INNISFAIL, ALTA. -- An invasive species of fish is currently overwhelming a pond in a central Alberta town and, according to the province, there's little that can be done to permanently remove the intruders.
Dodd’s Lake in Innisfail has experienced a recent influx of Prussian carp and experts have their suspicions for what prompted the arrival of the highly adaptable fish.
"It can actually use the sperm of other fish to clone itself," said Nicole Kimmel, an invasive species specialist with Alberta Environment and Parks.
"Suspect it came into Alberta as a goldfish that was misidentified and potentially dumped."
It's still unclear how the species ended up in the nine-foot deep lake, but officials believe high water events may have led to a spillover.
The province says it currently has no plans to remove the fish.
"Even if we were able to remove it from Dodd’s Lake, there’s a good chance that it would probably be reintroduced," said Kimmel.
Kimmel says the carp have been found in many central and southern Alberta waterways over the last two decades and the introduction of a single fish can potentially interrupt an entire ecosystem.

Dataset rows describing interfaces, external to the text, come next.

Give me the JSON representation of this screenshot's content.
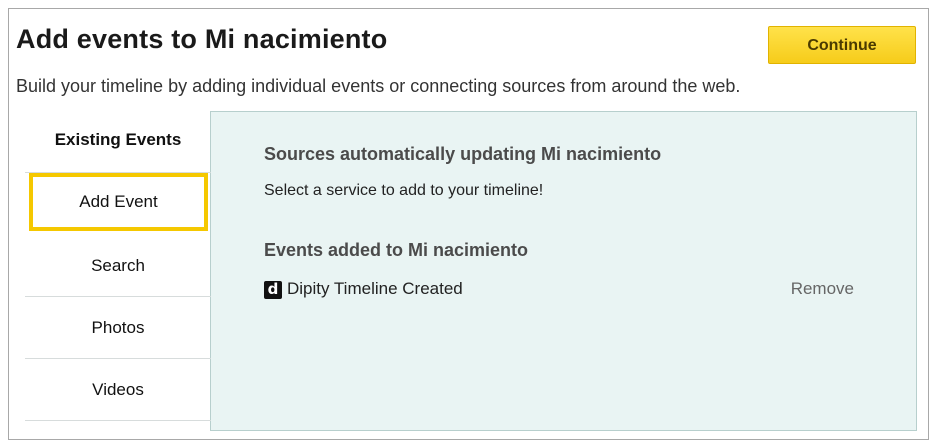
{
  "header": {
    "title": "Add events to Mi nacimiento",
    "subtitle": "Build your timeline by adding individual events or connecting sources from around the web.",
    "continue_label": "Continue"
  },
  "sidebar": {
    "items": [
      {
        "label": "Existing Events",
        "state": "active"
      },
      {
        "label": "Add Event",
        "state": "highlighted"
      },
      {
        "label": "Search",
        "state": "normal"
      },
      {
        "label": "Photos",
        "state": "normal"
      },
      {
        "label": "Videos",
        "state": "normal"
      }
    ]
  },
  "content": {
    "sources_title": "Sources automatically updating Mi nacimiento",
    "sources_text": "Select a service to add to your timeline!",
    "events_title": "Events added to Mi nacimiento",
    "events": [
      {
        "icon": "dipity-logo-icon",
        "icon_glyph": "d",
        "label": "Dipity Timeline Created",
        "action": "Remove"
      }
    ]
  },
  "colors": {
    "accent": "#f5c800",
    "panel_bg": "#e9f4f3",
    "button_bg": "#ffe24a"
  }
}
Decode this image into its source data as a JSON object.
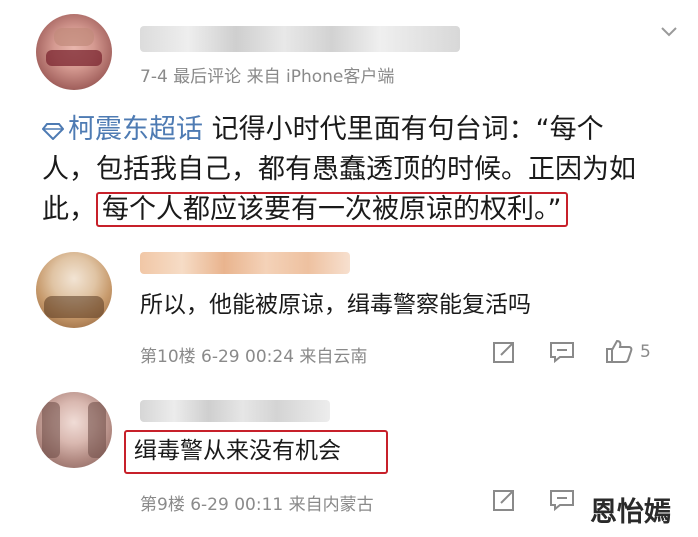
{
  "post": {
    "meta": "7-4 最后评论 来自 iPhone客户端",
    "topic": "柯震东超话",
    "text_part1": "记得小时代里面有句台词：“每个",
    "text_line2": "人，包括我自己，都有愚蠢透顶的时候。正因为如",
    "text_line3_prefix": "此，",
    "text_highlight": "每个人都应该要有一次被原谅的权利。”"
  },
  "comments": [
    {
      "text": "所以，他能被原谅，缉毒警察能复活吗",
      "meta": "第10楼 6-29 00:24 来自云南",
      "like_count": "5"
    },
    {
      "text": "缉毒警从来没有机会",
      "meta": "第9楼 6-29 00:11 来自内蒙古"
    }
  ],
  "watermark": "恩怡嫣",
  "icons": {
    "chevron": "chevron-down-icon",
    "topic": "diamond-icon",
    "edit": "edit-icon",
    "comment": "comment-icon",
    "like": "thumbs-up-icon"
  }
}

"Prussian carp are really highly adaptable," explained Kimmel. "They can eat and accommodate some pretty unfavourable water conditions.

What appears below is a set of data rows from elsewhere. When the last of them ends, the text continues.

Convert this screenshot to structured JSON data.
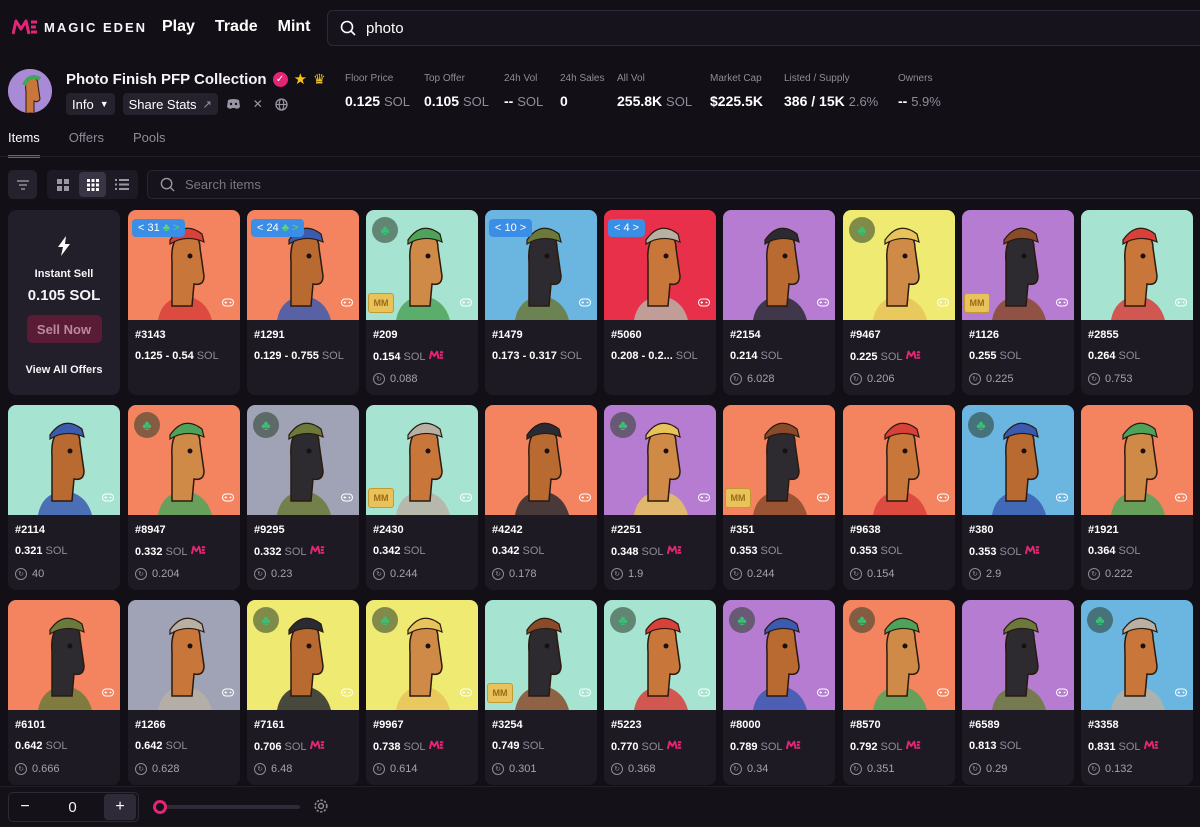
{
  "app": {
    "logo_text": "MAGIC EDEN",
    "nav": [
      "Play",
      "Trade",
      "Mint"
    ],
    "search_value": "photo"
  },
  "collection": {
    "name": "Photo Finish PFP Collection",
    "info_label": "Info",
    "share_label": "Share Stats",
    "stats": [
      {
        "label": "Floor Price",
        "value": "0.125",
        "unit": "SOL"
      },
      {
        "label": "Top Offer",
        "value": "0.105",
        "unit": "SOL"
      },
      {
        "label": "24h Vol",
        "value": "--",
        "unit": "SOL"
      },
      {
        "label": "24h Sales",
        "value": "0",
        "unit": ""
      },
      {
        "label": "All Vol",
        "value": "255.8K",
        "unit": "SOL"
      },
      {
        "label": "Market Cap",
        "value": "$225.5K",
        "unit": ""
      },
      {
        "label": "Listed / Supply",
        "value": "386 / 15K",
        "unit": "2.6%"
      },
      {
        "label": "Owners",
        "value": "--",
        "unit": "5.9%"
      }
    ]
  },
  "tabs": [
    "Items",
    "Offers",
    "Pools"
  ],
  "items_search_placeholder": "Search items",
  "instant_sell": {
    "title": "Instant Sell",
    "price": "0.105 SOL",
    "button": "Sell Now",
    "link": "View All Offers"
  },
  "items": [
    {
      "name": "#3143",
      "price": "0.125 - 0.54",
      "unit": "SOL",
      "offer": "",
      "badge": "31",
      "bg": "#f4845f"
    },
    {
      "name": "#1291",
      "price": "0.129 - 0.755",
      "unit": "SOL",
      "offer": "",
      "badge": "24",
      "bg": "#f4845f"
    },
    {
      "name": "#209",
      "price": "0.154",
      "unit": "SOL",
      "offer": "0.088",
      "me": true,
      "clover": true,
      "mm": true,
      "bg": "#a6e3d0"
    },
    {
      "name": "#1479",
      "price": "0.173 - 0.317",
      "unit": "SOL",
      "offer": "",
      "badge": "10",
      "bg": "#6bb6e0"
    },
    {
      "name": "#5060",
      "price": "0.208 - 0.2...",
      "unit": "SOL",
      "offer": "",
      "badge": "4",
      "bg": "#e8304a"
    },
    {
      "name": "#2154",
      "price": "0.214",
      "unit": "SOL",
      "offer": "6.028",
      "bg": "#b57cd1"
    },
    {
      "name": "#9467",
      "price": "0.225",
      "unit": "SOL",
      "offer": "0.206",
      "me": true,
      "clover": true,
      "bg": "#eeea72"
    },
    {
      "name": "#1126",
      "price": "0.255",
      "unit": "SOL",
      "offer": "0.225",
      "mm": true,
      "bg": "#b57cd1"
    },
    {
      "name": "#2855",
      "price": "0.264",
      "unit": "SOL",
      "offer": "0.753",
      "bg": "#a6e3d0"
    },
    {
      "name": "#2114",
      "price": "0.321",
      "unit": "SOL",
      "offer": "40",
      "bg": "#a6e3d0"
    },
    {
      "name": "#8947",
      "price": "0.332",
      "unit": "SOL",
      "offer": "0.204",
      "me": true,
      "clover": true,
      "bg": "#f4845f"
    },
    {
      "name": "#9295",
      "price": "0.332",
      "unit": "SOL",
      "offer": "0.23",
      "me": true,
      "clover": true,
      "bg": "#9fa3b5"
    },
    {
      "name": "#2430",
      "price": "0.342",
      "unit": "SOL",
      "offer": "0.244",
      "mm": true,
      "bg": "#a6e3d0"
    },
    {
      "name": "#4242",
      "price": "0.342",
      "unit": "SOL",
      "offer": "0.178",
      "bg": "#f4845f"
    },
    {
      "name": "#2251",
      "price": "0.348",
      "unit": "SOL",
      "offer": "1.9",
      "me": true,
      "clover": true,
      "bg": "#b57cd1"
    },
    {
      "name": "#351",
      "price": "0.353",
      "unit": "SOL",
      "offer": "0.244",
      "mm": true,
      "bg": "#f4845f"
    },
    {
      "name": "#9638",
      "price": "0.353",
      "unit": "SOL",
      "offer": "0.154",
      "bg": "#f4845f"
    },
    {
      "name": "#380",
      "price": "0.353",
      "unit": "SOL",
      "offer": "2.9",
      "me": true,
      "clover": true,
      "bg": "#6bb6e0"
    },
    {
      "name": "#1921",
      "price": "0.364",
      "unit": "SOL",
      "offer": "0.222",
      "bg": "#f4845f"
    },
    {
      "name": "#6101",
      "price": "0.642",
      "unit": "SOL",
      "offer": "0.666",
      "bg": "#f4845f"
    },
    {
      "name": "#1266",
      "price": "0.642",
      "unit": "SOL",
      "offer": "0.628",
      "bg": "#9fa3b5"
    },
    {
      "name": "#7161",
      "price": "0.706",
      "unit": "SOL",
      "offer": "6.48",
      "me": true,
      "clover": true,
      "bg": "#eeea72"
    },
    {
      "name": "#9967",
      "price": "0.738",
      "unit": "SOL",
      "offer": "0.614",
      "me": true,
      "clover": true,
      "bg": "#eeea72"
    },
    {
      "name": "#3254",
      "price": "0.749",
      "unit": "SOL",
      "offer": "0.301",
      "mm": true,
      "bg": "#a6e3d0"
    },
    {
      "name": "#5223",
      "price": "0.770",
      "unit": "SOL",
      "offer": "0.368",
      "me": true,
      "clover": true,
      "bg": "#a6e3d0"
    },
    {
      "name": "#8000",
      "price": "0.789",
      "unit": "SOL",
      "offer": "0.34",
      "me": true,
      "clover": true,
      "bg": "#b57cd1"
    },
    {
      "name": "#8570",
      "price": "0.792",
      "unit": "SOL",
      "offer": "0.351",
      "me": true,
      "clover": true,
      "bg": "#f4845f"
    },
    {
      "name": "#6589",
      "price": "0.813",
      "unit": "SOL",
      "offer": "0.29",
      "bg": "#b57cd1"
    },
    {
      "name": "#3358",
      "price": "0.831",
      "unit": "SOL",
      "offer": "0.132",
      "me": true,
      "clover": true,
      "bg": "#6bb6e0"
    }
  ],
  "bottom": {
    "qty": "0"
  },
  "colors": {
    "accent": "#e42575",
    "background": "#120f17",
    "card": "#1d1a23"
  }
}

"Native fish probably can’t do that."
Carp typically reproduce quickly, spawning an average of three times per year.
The town is deferring the process to the province, but insists signs will be installed next year to remind residents that the species is in the lake.
"The plan is that we will put some signage in place, of course," said Ken Kowalchuk, a spokesperson for the Town of Innisfail. "We have a few months to work on that. Seeing as how we’re in the winter months, there’s probably going to be less traffic around the lake."

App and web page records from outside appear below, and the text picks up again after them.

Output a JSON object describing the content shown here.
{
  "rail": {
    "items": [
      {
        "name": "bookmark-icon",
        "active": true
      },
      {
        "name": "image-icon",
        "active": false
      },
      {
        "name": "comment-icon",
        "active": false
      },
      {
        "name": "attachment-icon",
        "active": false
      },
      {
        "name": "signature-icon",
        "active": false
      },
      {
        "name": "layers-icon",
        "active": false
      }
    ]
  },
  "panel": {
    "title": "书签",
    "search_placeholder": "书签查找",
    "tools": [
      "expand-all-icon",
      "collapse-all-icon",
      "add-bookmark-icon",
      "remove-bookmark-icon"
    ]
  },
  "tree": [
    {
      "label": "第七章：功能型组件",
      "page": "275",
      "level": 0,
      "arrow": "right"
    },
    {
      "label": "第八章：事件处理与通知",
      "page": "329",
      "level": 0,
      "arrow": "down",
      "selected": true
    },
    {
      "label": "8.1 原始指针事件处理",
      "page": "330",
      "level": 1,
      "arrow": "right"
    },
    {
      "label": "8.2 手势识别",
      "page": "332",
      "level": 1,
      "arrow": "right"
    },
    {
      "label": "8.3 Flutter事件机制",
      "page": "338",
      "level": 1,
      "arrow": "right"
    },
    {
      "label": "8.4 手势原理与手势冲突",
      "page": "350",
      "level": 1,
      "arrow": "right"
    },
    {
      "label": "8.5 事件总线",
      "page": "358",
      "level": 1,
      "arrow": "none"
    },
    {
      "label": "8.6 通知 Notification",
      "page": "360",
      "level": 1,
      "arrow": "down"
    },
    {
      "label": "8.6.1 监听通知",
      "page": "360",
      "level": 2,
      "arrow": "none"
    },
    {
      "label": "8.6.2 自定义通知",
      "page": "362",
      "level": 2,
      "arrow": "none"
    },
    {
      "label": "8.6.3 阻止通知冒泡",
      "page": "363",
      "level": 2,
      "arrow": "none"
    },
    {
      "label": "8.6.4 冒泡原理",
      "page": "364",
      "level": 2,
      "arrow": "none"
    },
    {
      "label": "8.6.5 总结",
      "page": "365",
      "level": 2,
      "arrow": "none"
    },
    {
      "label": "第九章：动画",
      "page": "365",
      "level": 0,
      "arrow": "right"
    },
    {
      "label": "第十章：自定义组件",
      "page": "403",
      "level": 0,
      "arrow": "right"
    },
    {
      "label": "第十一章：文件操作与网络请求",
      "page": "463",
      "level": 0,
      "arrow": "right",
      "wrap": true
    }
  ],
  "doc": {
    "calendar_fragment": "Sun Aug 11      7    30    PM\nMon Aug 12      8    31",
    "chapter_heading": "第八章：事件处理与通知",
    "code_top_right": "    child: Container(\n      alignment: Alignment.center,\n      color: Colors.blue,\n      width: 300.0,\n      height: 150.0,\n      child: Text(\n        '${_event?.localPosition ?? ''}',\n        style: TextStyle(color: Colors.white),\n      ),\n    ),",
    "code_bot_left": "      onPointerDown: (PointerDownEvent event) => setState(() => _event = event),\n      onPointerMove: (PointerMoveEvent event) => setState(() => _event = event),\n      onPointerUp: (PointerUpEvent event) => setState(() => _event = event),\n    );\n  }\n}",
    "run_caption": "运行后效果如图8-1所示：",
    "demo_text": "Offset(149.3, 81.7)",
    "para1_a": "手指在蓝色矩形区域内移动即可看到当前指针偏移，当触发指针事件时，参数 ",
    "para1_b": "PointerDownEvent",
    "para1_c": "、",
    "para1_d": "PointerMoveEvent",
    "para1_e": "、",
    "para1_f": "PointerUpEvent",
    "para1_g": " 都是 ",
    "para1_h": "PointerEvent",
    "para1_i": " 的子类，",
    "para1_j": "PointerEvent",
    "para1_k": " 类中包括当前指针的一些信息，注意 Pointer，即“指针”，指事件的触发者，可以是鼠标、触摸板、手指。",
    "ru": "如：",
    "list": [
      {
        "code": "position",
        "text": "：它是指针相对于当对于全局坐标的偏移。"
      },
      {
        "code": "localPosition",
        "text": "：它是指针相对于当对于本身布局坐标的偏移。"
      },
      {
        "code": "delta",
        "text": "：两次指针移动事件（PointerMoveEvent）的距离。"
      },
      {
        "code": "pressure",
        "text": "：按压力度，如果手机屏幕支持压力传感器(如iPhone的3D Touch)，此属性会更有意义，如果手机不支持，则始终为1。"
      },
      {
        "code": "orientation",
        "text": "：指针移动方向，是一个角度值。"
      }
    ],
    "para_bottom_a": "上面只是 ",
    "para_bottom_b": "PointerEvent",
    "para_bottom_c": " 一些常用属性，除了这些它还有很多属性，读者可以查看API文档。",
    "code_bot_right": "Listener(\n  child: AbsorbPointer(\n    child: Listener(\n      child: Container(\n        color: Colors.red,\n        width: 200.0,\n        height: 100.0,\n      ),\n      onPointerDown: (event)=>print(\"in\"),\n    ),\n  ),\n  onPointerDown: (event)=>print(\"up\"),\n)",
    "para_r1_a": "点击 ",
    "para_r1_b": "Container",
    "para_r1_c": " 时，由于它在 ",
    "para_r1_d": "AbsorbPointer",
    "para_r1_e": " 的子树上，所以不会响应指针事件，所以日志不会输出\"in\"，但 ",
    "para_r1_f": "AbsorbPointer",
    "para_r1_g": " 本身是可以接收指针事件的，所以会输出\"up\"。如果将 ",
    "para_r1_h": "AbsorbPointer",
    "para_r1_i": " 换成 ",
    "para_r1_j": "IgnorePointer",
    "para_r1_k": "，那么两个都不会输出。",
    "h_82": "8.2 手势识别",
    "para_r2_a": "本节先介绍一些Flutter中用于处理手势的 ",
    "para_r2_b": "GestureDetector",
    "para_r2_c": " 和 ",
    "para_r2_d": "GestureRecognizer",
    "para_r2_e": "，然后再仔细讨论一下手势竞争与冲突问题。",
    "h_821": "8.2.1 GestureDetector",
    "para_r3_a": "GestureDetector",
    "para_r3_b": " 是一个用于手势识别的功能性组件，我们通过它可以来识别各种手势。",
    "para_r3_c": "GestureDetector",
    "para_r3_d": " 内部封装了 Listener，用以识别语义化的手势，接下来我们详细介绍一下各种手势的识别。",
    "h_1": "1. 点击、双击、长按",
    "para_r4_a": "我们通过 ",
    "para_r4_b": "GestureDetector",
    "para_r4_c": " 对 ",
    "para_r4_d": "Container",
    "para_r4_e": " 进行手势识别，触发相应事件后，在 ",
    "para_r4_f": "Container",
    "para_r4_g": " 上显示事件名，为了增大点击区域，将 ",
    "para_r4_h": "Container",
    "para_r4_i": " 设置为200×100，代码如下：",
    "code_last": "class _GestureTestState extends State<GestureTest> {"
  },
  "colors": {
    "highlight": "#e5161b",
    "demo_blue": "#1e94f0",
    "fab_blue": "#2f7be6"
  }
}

Kimmel says she has heard of people dining on, and enjoying, carp but adds it is a boney fish.
Anglers in Alberta are encouraged to kill all carp they catch.
"You do need a fishing license to angle just in case you catch any other fish," said Kimmel. "But we have exempted them from sport fishing guidelines so there is no limits. You can catch as many as you can. We encourage you, once you do catch it, to kill it and not return it to the waterbody."
It is illegal in Alberta to transfer any fish from one waterway to another and the offence can result in fines of up to $100,000 or a year in prison.
This Prussian carp was caught on Stockwell Lake, about 70 kilometers southeast of Rosetown. (Courtesy: Saskatchewan Sportfish Research Group)